10 000 San to benefit from bio-prospecting license

Monday, October 4, 2010

Cape Town - About 10 000 members of three San communities in the Western Cape are expected to benefit from a royalty sharing agreement, with the awarding of South Africa's first bio-prospecting license.

Handing over the license to HGH Pharmaceuticals in a ceremony held at the Khwa Ttu San Cultural and Education Centre, near Yzerfontein, the Minister of Environmental Affairs Buyelwa Sonjica, said the granting of bio-prospecting licenses would help local communities benefit from indigenous knowledge.

The license, issued in terms of the National Environmental Management: Biodiversity Act (2004), allows local company HGH Pharmaceuticals to produce and export Zembrin, a product to treat stress and anxiety which is derived from the plant Sceletium tortuosum.

Under the act and its related regulations, no person or entity may carry out any commercial bio-prospecting on any indigenous biological resource, or export any indigenous biological resources from South Africa without a permit.

The regulations also require that any benefits from indigenous biological knowledge be shared with community members.

Sonjica said her department had received 52 applications for bio-prospecting, but only two had so far been granted - with HGH Pharmaceuticals being the first.

The succulent Sceletium tortuosum, also known as kama, channa, or kougoed, has been used for centuries for its medicinal properties by the San.

Sonjica noted that in 1662 Jan van Riebeeck had bartered with local inhabitants and received "kanna" and sheep in return.

Shortly thereafter, the Dutch Cape colony's second colonial governor Simon van der Stel, observed how local inhabitants became intoxicated after chewing on the plant.

HGH Pharmaceuticals, which is working together with German firm Gehrlicker GmbH, has already concluded a US distribution deal with American company PL Thomas and is presently in talks with South African distributors.

The plant will be grown by contracted growers, to avoid depleting local wild plant stocks.

Royalties from the sale of Zembrin will be paid to the South African San Council via a Bio-prospecting Trust Find and the local company will also acknowledge the San's contributions to indigenous knowledge by including their endorsement logo on the product.

In all, 50 percent of the royalties received by the San will be distributed to the Paulshoek and Nourivier communities, said Sonjica.

HGH Pharmaceuticals did not wish to disclose the royalty percentage stating that this was confidential.

Sonjica said although South Africa is ranked third in the world in terms of biodiversity (after Brazil and Indonesia), a lack of bio-prospecting regulations had resulted in local indigenous biological resources "sometimes in destructively excessive quantities" being stolen and exported overseas for commercial or research purposes.

She said about 20 to 50 percent of the pharmaceutical sector's turnover of $650 billion came from genetic resources, which produce among other things herbal remedies and cosmetics.

"These natural and cultural resources underpin a large proportion of the economy and many urban and rural people are directly dependent on them for employment, food, shelter, medicine and spiritual well being," said Sonjica.

HGH Pharmaceutical research director Nigel Gericke said it was an honour to receive the bio-prospecting license.

"It is the culmination of eight years of hard work and a testament to our commitment to working in a socially responsible and environmentally sustainable way," said Gericke.

He commended researcher Fiona Archer, who in 1990 had introduced him to the plant and who had five years later introduced her to the Nourivier community.

Andries Steenkamp, the chairman of the South African San Council thanked the government for granting the license.

"This benefit-sharing agreement is fully compliant with the Convention for Biological Diversity of 1992 with the subsequent 2002 Bonn Guidelines, which together encourage the equitable sharing of benefits derived from the use of traditional knowledge.
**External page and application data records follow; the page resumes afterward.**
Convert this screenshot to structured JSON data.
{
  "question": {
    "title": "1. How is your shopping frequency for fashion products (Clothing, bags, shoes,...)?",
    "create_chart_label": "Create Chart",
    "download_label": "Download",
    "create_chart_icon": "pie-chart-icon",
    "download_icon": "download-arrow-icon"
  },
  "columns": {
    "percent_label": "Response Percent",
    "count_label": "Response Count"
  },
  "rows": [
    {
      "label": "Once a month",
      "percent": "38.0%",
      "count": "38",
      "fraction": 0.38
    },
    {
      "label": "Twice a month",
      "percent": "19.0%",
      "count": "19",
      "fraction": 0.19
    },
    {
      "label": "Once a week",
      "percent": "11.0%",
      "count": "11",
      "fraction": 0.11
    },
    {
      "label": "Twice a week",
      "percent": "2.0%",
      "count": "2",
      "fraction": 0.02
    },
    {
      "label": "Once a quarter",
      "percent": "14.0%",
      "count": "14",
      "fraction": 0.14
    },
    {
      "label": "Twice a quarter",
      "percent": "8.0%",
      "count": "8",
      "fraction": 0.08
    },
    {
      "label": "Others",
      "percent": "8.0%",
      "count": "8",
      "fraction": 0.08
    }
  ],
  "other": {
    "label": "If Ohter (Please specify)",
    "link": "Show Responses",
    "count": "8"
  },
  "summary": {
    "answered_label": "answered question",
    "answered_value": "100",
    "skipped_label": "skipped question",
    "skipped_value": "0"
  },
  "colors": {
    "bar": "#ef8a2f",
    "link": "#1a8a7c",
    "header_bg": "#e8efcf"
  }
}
South Africa is a signatory to these binding conventions," said Steenkamp.